Our disappointment however must be nothing compared to that of Williams who, one can only assume, was expecting to be the very centre of a towering testament to the sporting zeitgeist. Instead, it was like watching a sous vide Morrissey opening an overreaching private school fete. If Russia took this approach to their military, they’d be terrorising Syria with little more than a kitchen knife gaffa taped to a Second World War rifle.

Williams is an odd choice, to be fair. He is, after all, the man who sang, in Party Like a Russian, “It takes a certain kind of man with a certain reputation/To alleviate the cash from a whole entire nation.” Given this and Robbie’s strong advocacy of LGTB rights, I think it’s fair to say that he's not an artist whose back catalogue Putin has given the closest of readings. Maybe that’s why Robbie flipped the bird to billions watching – as a defiant but barely discernible display of something important but poorly defined. Of course we can never completely eliminate the possibility that he’s just an insufferably smug twat with more chutzpah than talent. We’ll never know… we’ll never know.

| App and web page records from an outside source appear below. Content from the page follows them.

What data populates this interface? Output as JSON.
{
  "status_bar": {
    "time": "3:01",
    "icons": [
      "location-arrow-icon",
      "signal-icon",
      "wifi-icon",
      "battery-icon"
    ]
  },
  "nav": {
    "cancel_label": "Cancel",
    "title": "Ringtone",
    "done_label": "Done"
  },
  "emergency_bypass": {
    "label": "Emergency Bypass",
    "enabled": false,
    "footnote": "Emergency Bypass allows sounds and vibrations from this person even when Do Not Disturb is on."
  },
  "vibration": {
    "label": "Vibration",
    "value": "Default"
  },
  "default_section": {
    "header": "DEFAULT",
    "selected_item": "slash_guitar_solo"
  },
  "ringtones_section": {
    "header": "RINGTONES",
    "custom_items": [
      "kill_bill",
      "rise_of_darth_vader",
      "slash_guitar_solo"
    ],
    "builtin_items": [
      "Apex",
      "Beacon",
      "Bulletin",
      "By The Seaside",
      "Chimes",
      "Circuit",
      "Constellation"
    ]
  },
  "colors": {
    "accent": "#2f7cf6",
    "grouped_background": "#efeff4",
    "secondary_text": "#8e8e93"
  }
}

Probably easier to just turn the gig down really.

Speaking of more chutzpah than talent, all of a sudden there they were – the two lowest ranking teams in the contest, single filing their way onto our tellies to kick off the world's biggest football competition – the World Cup was happening! After the opening ceremony (as discussed, the equivalent of an MC in a working man’s club telling us that the finger buffet was open) no one could have been expecting much. I was just happy to be drinking lager after six weeks on a no-carb diet.

Without a win in the last seven games, Russia were looking to the crowd to give them an extra boost which, given their fans’ performance at Euro 2016, is a bit like asking a special forces unit to "just stand there and cheerlead". Saudi Arabia, on the other hand, must have fancied their chances to nudge Russia towards a first-round exit. “We’re shit,” they must have been thinking, “but then, so are they.”

In fact, Russia were simply too strong for them. While Saudi Arabia went looking for cracks to play through, Russia simply created them through pace and force. Their opener, at 12 minutes, was really the only one where goalkeeper Al-Mayoof might have done better, but the defence was nowhere as Yuri Gazinskiy headed home Golovin's cross. One shot on target, one goal. Already, it looked like there could be more to come, and indeed there were.

While Saudia Arabia seemed content to knock the ball about in their own half, looking for a chink of light, Russia pounced with a mix of clever tactics and running REALLY fast. Substitutions proved key, with Cheryshev bagging a brace after coming on for the hamstrung Dzagoev, and Artem Dzyuba scoring just 89 seconds after coming off the bench. Add to this a superb injury-time free kick by Alexandr Golovin and all of a sudden it looked like it was time to get the vodka out. And in a way, it was.

BUT, BUT, BUT! Despite the result and the entertaining game, some harsh truths still remain. Yes, it’s good to see the home nation do well, but Saudi Arabia were woeful and could be worth a punt for worst defence to ever grace a World Cup. I’m not exaggerating when I say that my mum would have looked more lively – and she’s got chronic obstructive pulmonary disease. Despite this, there were still a couple of occasions where Russia looked troubled.

Egypt and Uruguay are an entirely different prospect, and they’re up next…